Unearthing surprise treasures at the Last Bookstore
“One must look for one thing only, to find many…”
– Cesare Pavese
LOS ANGELES. It was coming down hard, just like Albert Hammond sang in his 1972 hit, “It Never Rains in Southern California.”
“It pours,” crooned the prolific songwriter from Gibraltar. “Man, it pours.”
As it did last month in downtown L.A. where the desperately homeless waltz with the oblivious gentry and the deliberately hip; rain coming down in buckets as I waited at the corner of Spring and 5th streets for the Last Bookstore to open for the day.
The used-book store operates on the first and second floors of an Art Deco landmark built as a bank in 1914, the year Joyce published Dubliners. The vault is still there, holding crime and mystery titles, and 22,000 square feet of floor space also holds several attics’ worth of vinyl LPs.
A doorman allowed me to sit in the vestibule while waiting for the doors to open, my bench near a side entrance where people bring suitcases stuffed with books to sell. It reminded me of the good folks who bring me trunk loads of junk and treasure, knowing I distribute books to prisons, hospitals, and nursing homes. But instead of gratitude for finding a good home for collections that had become clutter (usually after the death of a parent), all the L.A. folks wanted was money.
Once inside, I made for the fiction shelves that owner Josh Spencer has divided into two categories: literature and fiction. The distance between those poles is not measured by the unmeasurable (i.e., what is literature and what is no more than a made-up, possibly entertaining yarn).
All an author has to do to cross the divide is die!
Yep, kick the bucket — as the Persian poet Farhad Ebrahimi did last week — and you leap from the pedestrian to the Big L.
In the story, protagonist Danny Deck has just published his first novel. His friend, the ping-pong-playing writer Wu (whose manuscript “was a kind of literary Great Wall. It filled all the shelves of [his] pantry”) congratulates Deck.
Says the unpublished, sincere Wu: “Welcome to literature.”
I was immediately warmed by the line, a big moment for me when I first read it several decades ago; moved enough to copy it in a notebook — WELCOME TO LITERATURE! — and drive to Archer City, Texas, over the summer of 2000 to ask McMurtry about it.
The Pulitzer, Guggenheim, and Oscar winner did not remember that I’d written him asking for a few moments of his time, to which he’d cordially agreed.
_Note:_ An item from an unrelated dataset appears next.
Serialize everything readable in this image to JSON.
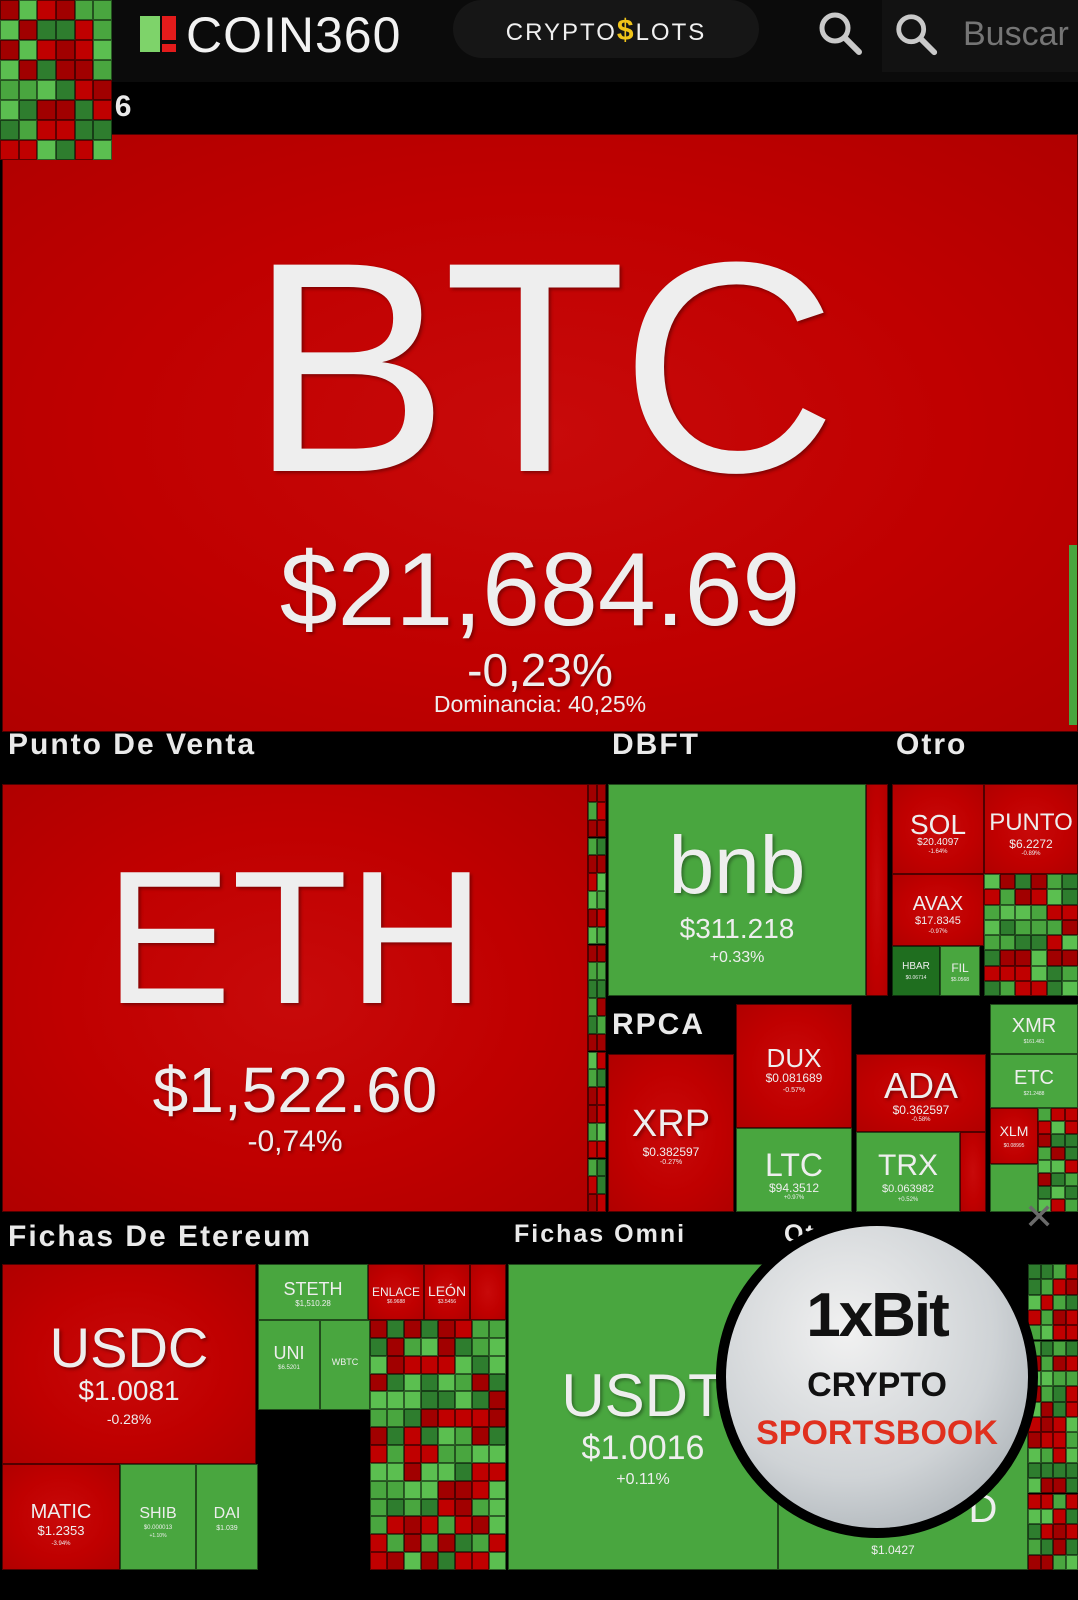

And, begrimed with book dust and sweat from working his bookstore’s stacks in the Lone Star heat, he simply shrugged when I quoted the great line from Wu.
Larry did liven up a bit when I asked which shade of green glowed brighter: Sexual envy or literary envy.
Without pause, he said, “Literary, by far.”
My McMurtry phase had long passed before my most recent visit to L.A. (where an out-of-print and soon-to-die Fitzgerald once went looking for his own books in old shops), and I walked out of the rain into the feast in search of the Argentinean novelist Ricardo Piglia (1940-2017).
Said the New Yorker in 2017, a year before Restless Books of Brooklyn, NY, released the first English translations of Piglia’s diaries: “He often wrote about displaced loners, failed geniuses, persuasive paranoiacs, and conspirators — many of them...washed ashore by the forces of history and surrounded by intense, loyal admirers.”
Piglia has come to be seen as a possible (and likely) influence on the better-known South American writer Roberto Bolaño (1953-2003), whose tales of young rebels as besotted by poetry as kids in New York and London were of punk in the late ’70s have posthumously charmed the literary world.
Alas, no Piglia. A helpful employee (of which the bookstore has about 50, most of them reading when they are not shelving or assisting a customer) had not heard of Piglia, identifying himself as “a Cortazar man.”
But, continuing to graze the cemetery shelves, I happened upon a hero of Piglia’s just a few authors ahead of him: Cesare Pavese.
And so it is the suicide Pavese (literary prizes not enough to overcome his romantic disappointments) that I am now reading, both his masterpiece — The Moon and the Bonfires — and his own diary, The Burning Brand. Both of which I learned about by reading Piglia, who mentions the diaries often in his own journals.
Which is why, as someone with an awful sense of direction, I read books the way other people consult maps.
I come in from the rain looking for one thing. And find another.
Rafael Alvarez can be reached via firstname.lastname@example.org.